▶ **EXERCISE REQUIREMENTS**: The answer is an exact repetition of every entry, with all images left out.

━━━━━ GIVEN DATA ━━━━━

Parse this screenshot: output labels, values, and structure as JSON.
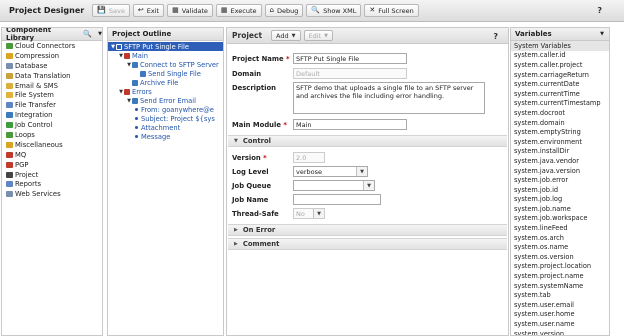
{
  "app": {
    "title": "Project Designer",
    "help": "?"
  },
  "toolbar": [
    {
      "name": "save-button",
      "icon": "save-icon",
      "glyph": "💾",
      "label": "Save",
      "disabled": true
    },
    {
      "name": "exit-button",
      "icon": "exit-icon",
      "glyph": "↩",
      "label": "Exit",
      "disabled": false
    },
    {
      "name": "validate-button",
      "icon": "validate-icon",
      "glyph": "▦",
      "label": "Validate",
      "disabled": false
    },
    {
      "name": "execute-button",
      "icon": "execute-icon",
      "glyph": "▦",
      "label": "Execute",
      "disabled": false
    },
    {
      "name": "debug-button",
      "icon": "debug-icon",
      "glyph": "⌂",
      "label": "Debug",
      "disabled": false
    },
    {
      "name": "show-xml-button",
      "icon": "xml-icon",
      "glyph": "🔍",
      "label": "Show XML",
      "disabled": false
    },
    {
      "name": "full-screen-button",
      "icon": "fullscreen-icon",
      "glyph": "✕",
      "label": "Full Screen",
      "disabled": false
    }
  ],
  "library": {
    "title": "Component Library",
    "items": [
      {
        "label": "Cloud Connectors",
        "color": "#4a9a3c"
      },
      {
        "label": "Compression",
        "color": "#d9a520"
      },
      {
        "label": "Database",
        "color": "#7a8fb0"
      },
      {
        "label": "Data Translation",
        "color": "#c7a43a"
      },
      {
        "label": "Email & SMS",
        "color": "#d7b13c"
      },
      {
        "label": "File System",
        "color": "#e0b23c"
      },
      {
        "label": "File Transfer",
        "color": "#5f86c2"
      },
      {
        "label": "Integration",
        "color": "#3b7bbd"
      },
      {
        "label": "Job Control",
        "color": "#3d9c3d"
      },
      {
        "label": "Loops",
        "color": "#4a9a3c"
      },
      {
        "label": "Miscellaneous",
        "color": "#d9a520"
      },
      {
        "label": "MQ",
        "color": "#c0392b"
      },
      {
        "label": "PGP",
        "color": "#c0392b"
      },
      {
        "label": "Project",
        "color": "#444444"
      },
      {
        "label": "Reports",
        "color": "#5f86c2"
      },
      {
        "label": "Web Services",
        "color": "#7a8fb0"
      }
    ]
  },
  "outline": {
    "title": "Project Outline",
    "nodes": [
      {
        "label": "SFTP Put Single File",
        "indent": 0,
        "kind": "project",
        "expanded": true,
        "selected": true
      },
      {
        "label": "Main",
        "indent": 1,
        "kind": "module",
        "expanded": true
      },
      {
        "label": "Connect to SFTP Server",
        "indent": 2,
        "kind": "task",
        "expanded": true
      },
      {
        "label": "Send Single File",
        "indent": 3,
        "kind": "task"
      },
      {
        "label": "Archive File",
        "indent": 2,
        "kind": "task"
      },
      {
        "label": "Errors",
        "indent": 1,
        "kind": "module",
        "expanded": true
      },
      {
        "label": "Send Error Email",
        "indent": 2,
        "kind": "task",
        "expanded": true
      },
      {
        "label": "From: goanywhere@e",
        "indent": 3,
        "kind": "bullet"
      },
      {
        "label": "Subject: Project ${sys",
        "indent": 3,
        "kind": "bullet"
      },
      {
        "label": "Attachment",
        "indent": 3,
        "kind": "bullet"
      },
      {
        "label": "Message",
        "indent": 3,
        "kind": "bullet"
      }
    ]
  },
  "editor": {
    "title": "Project",
    "add": "Add",
    "edit": "Edit",
    "help": "?",
    "project_name_label": "Project Name",
    "project_name": "SFTP Put Single File",
    "domain_label": "Domain",
    "domain": "Default",
    "description_label": "Description",
    "description": "SFTP demo that uploads a single file to an SFTP server and archives the file including error handling.",
    "main_module_label": "Main Module",
    "main_module": "Main",
    "control_section": "Control",
    "version_label": "Version",
    "version": "2.0",
    "log_level_label": "Log Level",
    "log_level": "verbose",
    "job_queue_label": "Job Queue",
    "job_queue": "",
    "job_name_label": "Job Name",
    "job_name": "",
    "thread_safe_label": "Thread-Safe",
    "thread_safe": "No",
    "on_error_section": "On Error",
    "comment_section": "Comment"
  },
  "variables": {
    "title": "Variables",
    "items": [
      "System Variables",
      "system.caller.id",
      "system.caller.project",
      "system.carriageReturn",
      "system.currentDate",
      "system.currentTime",
      "system.currentTimestamp",
      "system.docroot",
      "system.domain",
      "system.emptyString",
      "system.environment",
      "system.installDir",
      "system.java.vendor",
      "system.java.version",
      "system.job.error",
      "system.job.id",
      "system.job.log",
      "system.job.name",
      "system.job.workspace",
      "system.lineFeed",
      "system.os.arch",
      "system.os.name",
      "system.os.version",
      "system.project.location",
      "system.project.name",
      "system.systemName",
      "system.tab",
      "system.user.email",
      "system.user.home",
      "system.user.name",
      "system.version"
    ]
  }
}
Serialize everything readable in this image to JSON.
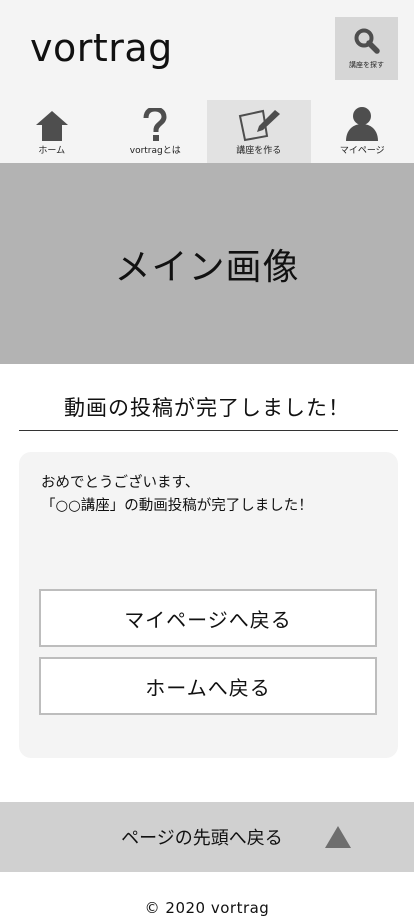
{
  "header": {
    "logo": "vortrag",
    "search_label": "講座を探す"
  },
  "nav": {
    "items": [
      {
        "label": "ホーム",
        "icon": "home-icon"
      },
      {
        "label": "vortragとは",
        "icon": "question-icon"
      },
      {
        "label": "講座を作る",
        "icon": "edit-icon"
      },
      {
        "label": "マイページ",
        "icon": "user-icon"
      }
    ]
  },
  "hero": {
    "text": "メイン画像"
  },
  "main": {
    "title": "動画の投稿が完了しました！",
    "message_line1": "おめでとうございます、",
    "message_line2": "「○○講座」の動画投稿が完了しました！",
    "buttons": {
      "mypage": "マイページへ戻る",
      "home": "ホームへ戻る"
    }
  },
  "to_top": {
    "label": "ページの先頭へ戻る",
    "icon": "triangle-up-icon"
  },
  "footer": {
    "copyright": "© 2020 vortrag"
  },
  "colors": {
    "header_bg": "#f4f4f4",
    "hero_bg": "#b3b3b3",
    "icon": "#555555",
    "to_top_bg": "#d0d0d0"
  }
}
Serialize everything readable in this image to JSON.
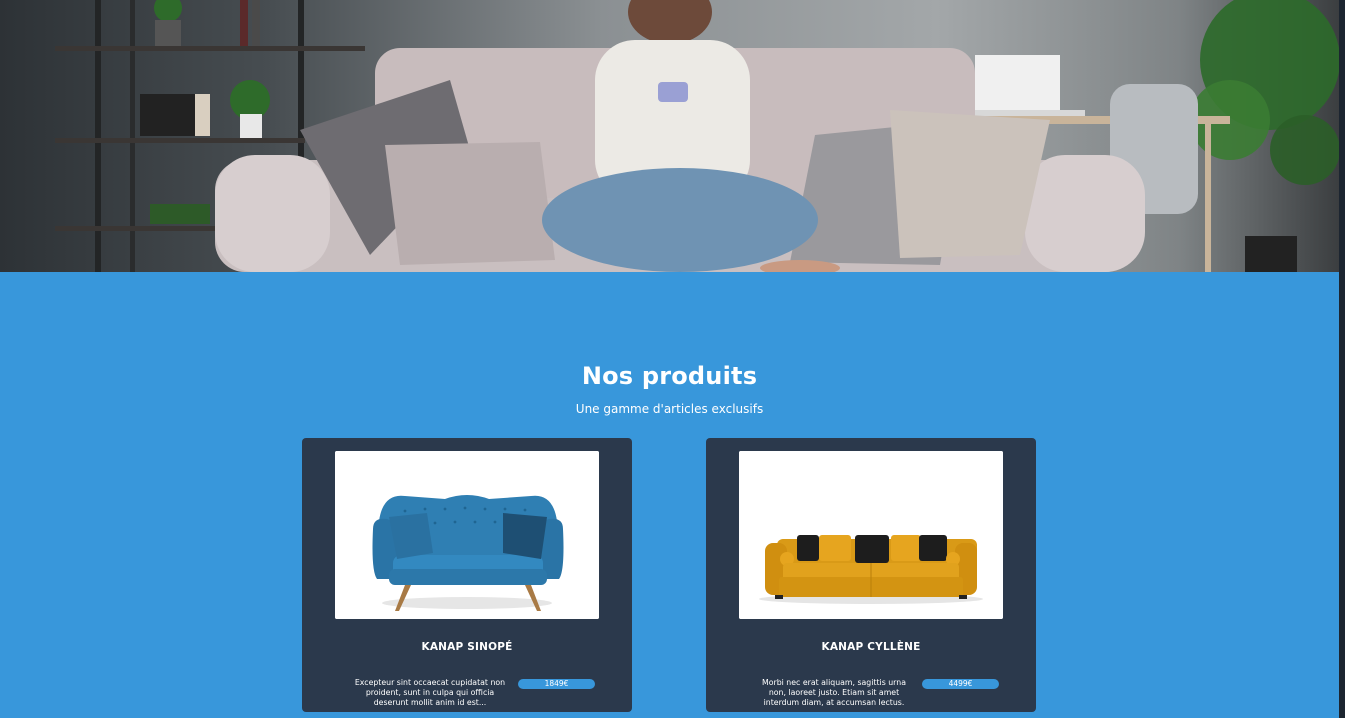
{
  "hero": {
    "image_icon": "living-room-photo"
  },
  "products": {
    "title": "Nos produits",
    "subtitle": "Une gamme d'articles exclusifs",
    "items": [
      {
        "name": "KANAP SINOPÉ",
        "description": "Excepteur sint occaecat cupidatat non proident, sunt in culpa qui officia deserunt mollit anim id est...",
        "price": "1849€",
        "color": "#2f7fb3",
        "image_icon": "blue-sofa-image"
      },
      {
        "name": "KANAP CYLLÈNE",
        "description": "Morbi nec erat aliquam, sagittis urna non, laoreet justo. Etiam sit amet interdum diam, at accumsan lectus.",
        "price": "4499€",
        "color": "#e1a21d",
        "image_icon": "yellow-sofa-image"
      }
    ]
  },
  "colors": {
    "section_bg": "#3897db",
    "card_bg": "#2b394c",
    "price_bg": "#3897db"
  }
}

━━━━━

▶ **ANSWER AREA**:
Parse this screenshot: output labels, values, and structure as JSON.
{
  "app": {
    "title": "Project Designer",
    "help": "?"
  },
  "toolbar": [
    {
      "name": "save-button",
      "icon": "save-icon",
      "glyph": "💾",
      "label": "Save",
      "disabled": true
    },
    {
      "name": "exit-button",
      "icon": "exit-icon",
      "glyph": "↩",
      "label": "Exit",
      "disabled": false
    },
    {
      "name": "validate-button",
      "icon": "validate-icon",
      "glyph": "▦",
      "label": "Validate",
      "disabled": false
    },
    {
      "name": "execute-button",
      "icon": "execute-icon",
      "glyph": "▦",
      "label": "Execute",
      "disabled": false
    },
    {
      "name": "debug-button",
      "icon": "debug-icon",
      "glyph": "⌂",
      "label": "Debug",
      "disabled": false
    },
    {
      "name": "show-xml-button",
      "icon": "xml-icon",
      "glyph": "🔍",
      "label": "Show XML",
      "disabled": false
    },
    {
      "name": "full-screen-button",
      "icon": "fullscreen-icon",
      "glyph": "✕",
      "label": "Full Screen",
      "disabled": false
    }
  ],
  "library": {
    "title": "Component Library",
    "items": [
      {
        "label": "Cloud Connectors",
        "color": "#4a9a3c"
      },
      {
        "label": "Compression",
        "color": "#d9a520"
      },
      {
        "label": "Database",
        "color": "#7a8fb0"
      },
      {
        "label": "Data Translation",
        "color": "#c7a43a"
      },
      {
        "label": "Email & SMS",
        "color": "#d7b13c"
      },
      {
        "label": "File System",
        "color": "#e0b23c"
      },
      {
        "label": "File Transfer",
        "color": "#5f86c2"
      },
      {
        "label": "Integration",
        "color": "#3b7bbd"
      },
      {
        "label": "Job Control",
        "color": "#3d9c3d"
      },
      {
        "label": "Loops",
        "color": "#4a9a3c"
      },
      {
        "label": "Miscellaneous",
        "color": "#d9a520"
      },
      {
        "label": "MQ",
        "color": "#c0392b"
      },
      {
        "label": "PGP",
        "color": "#c0392b"
      },
      {
        "label": "Project",
        "color": "#444444"
      },
      {
        "label": "Reports",
        "color": "#5f86c2"
      },
      {
        "label": "Web Services",
        "color": "#7a8fb0"
      }
    ]
  },
  "outline": {
    "title": "Project Outline",
    "nodes": [
      {
        "label": "SFTP Put Single File",
        "indent": 0,
        "kind": "project",
        "expanded": true,
        "selected": true
      },
      {
        "label": "Main",
        "indent": 1,
        "kind": "module",
        "expanded": true
      },
      {
        "label": "Connect to SFTP Server",
        "indent": 2,
        "kind": "task",
        "expanded": true
      },
      {
        "label": "Send Single File",
        "indent": 3,
        "kind": "task"
      },
      {
        "label": "Archive File",
        "indent": 2,
        "kind": "task"
      },
      {
        "label": "Errors",
        "indent": 1,
        "kind": "module",
        "expanded": true
      },
      {
        "label": "Send Error Email",
        "indent": 2,
        "kind": "task",
        "expanded": true
      },
      {
        "label": "From: goanywhere@e",
        "indent": 3,
        "kind": "bullet"
      },
      {
        "label": "Subject: Project ${sys",
        "indent": 3,
        "kind": "bullet"
      },
      {
        "label": "Attachment",
        "indent": 3,
        "kind": "bullet"
      },
      {
        "label": "Message",
        "indent": 3,
        "kind": "bullet"
      }
    ]
  },
  "editor": {
    "title": "Project",
    "add": "Add",
    "edit": "Edit",
    "help": "?",
    "project_name_label": "Project Name",
    "project_name": "SFTP Put Single File",
    "domain_label": "Domain",
    "domain": "Default",
    "description_label": "Description",
    "description": "SFTP demo that uploads a single file to an SFTP server and archives the file including error handling.",
    "main_module_label": "Main Module",
    "main_module": "Main",
    "control_section": "Control",
    "version_label": "Version",
    "version": "2.0",
    "log_level_label": "Log Level",
    "log_level": "verbose",
    "job_queue_label": "Job Queue",
    "job_queue": "",
    "job_name_label": "Job Name",
    "job_name": "",
    "thread_safe_label": "Thread-Safe",
    "thread_safe": "No",
    "on_error_section": "On Error",
    "comment_section": "Comment"
  },
  "variables": {
    "title": "Variables",
    "items": [
      "System Variables",
      "system.caller.id",
      "system.caller.project",
      "system.carriageReturn",
      "system.currentDate",
      "system.currentTime",
      "system.currentTimestamp",
      "system.docroot",
      "system.domain",
      "system.emptyString",
      "system.environment",
      "system.installDir",
      "system.java.vendor",
      "system.java.version",
      "system.job.error",
      "system.job.id",
      "system.job.log",
      "system.job.name",
      "system.job.workspace",
      "system.lineFeed",
      "system.os.arch",
      "system.os.name",
      "system.os.version",
      "system.project.location",
      "system.project.name",
      "system.systemName",
      "system.tab",
      "system.user.email",
      "system.user.home",
      "system.user.name",
      "system.version"
    ]
  }
}
Serialize everything readable in this image to JSON.
{
  "header": {
    "logo": "vortrag",
    "search_label": "講座を探す"
  },
  "nav": {
    "items": [
      {
        "label": "ホーム",
        "icon": "home-icon"
      },
      {
        "label": "vortragとは",
        "icon": "question-icon"
      },
      {
        "label": "講座を作る",
        "icon": "edit-icon"
      },
      {
        "label": "マイページ",
        "icon": "user-icon"
      }
    ]
  },
  "hero": {
    "text": "メイン画像"
  },
  "main": {
    "title": "動画の投稿が完了しました！",
    "message_line1": "おめでとうございます、",
    "message_line2": "「○○講座」の動画投稿が完了しました！",
    "buttons": {
      "mypage": "マイページへ戻る",
      "home": "ホームへ戻る"
    }
  },
  "to_top": {
    "label": "ページの先頭へ戻る",
    "icon": "triangle-up-icon"
  },
  "footer": {
    "copyright": "© 2020 vortrag"
  },
  "colors": {
    "header_bg": "#f4f4f4",
    "hero_bg": "#b3b3b3",
    "icon": "#555555",
    "to_top_bg": "#d0d0d0"
  }
}
Serialize everything readable in this image to JSON.
{
  "hero": {
    "image_icon": "living-room-photo"
  },
  "products": {
    "title": "Nos produits",
    "subtitle": "Une gamme d'articles exclusifs",
    "items": [
      {
        "name": "KANAP SINOPÉ",
        "description": "Excepteur sint occaecat cupidatat non proident, sunt in culpa qui officia deserunt mollit anim id est...",
        "price": "1849€",
        "color": "#2f7fb3",
        "image_icon": "blue-sofa-image"
      },
      {
        "name": "KANAP CYLLÈNE",
        "description": "Morbi nec erat aliquam, sagittis urna non, laoreet justo. Etiam sit amet interdum diam, at accumsan lectus.",
        "price": "4499€",
        "color": "#e1a21d",
        "image_icon": "yellow-sofa-image"
      }
    ]
  },
  "colors": {
    "section_bg": "#3897db",
    "card_bg": "#2b394c",
    "price_bg": "#3897db"
  }
}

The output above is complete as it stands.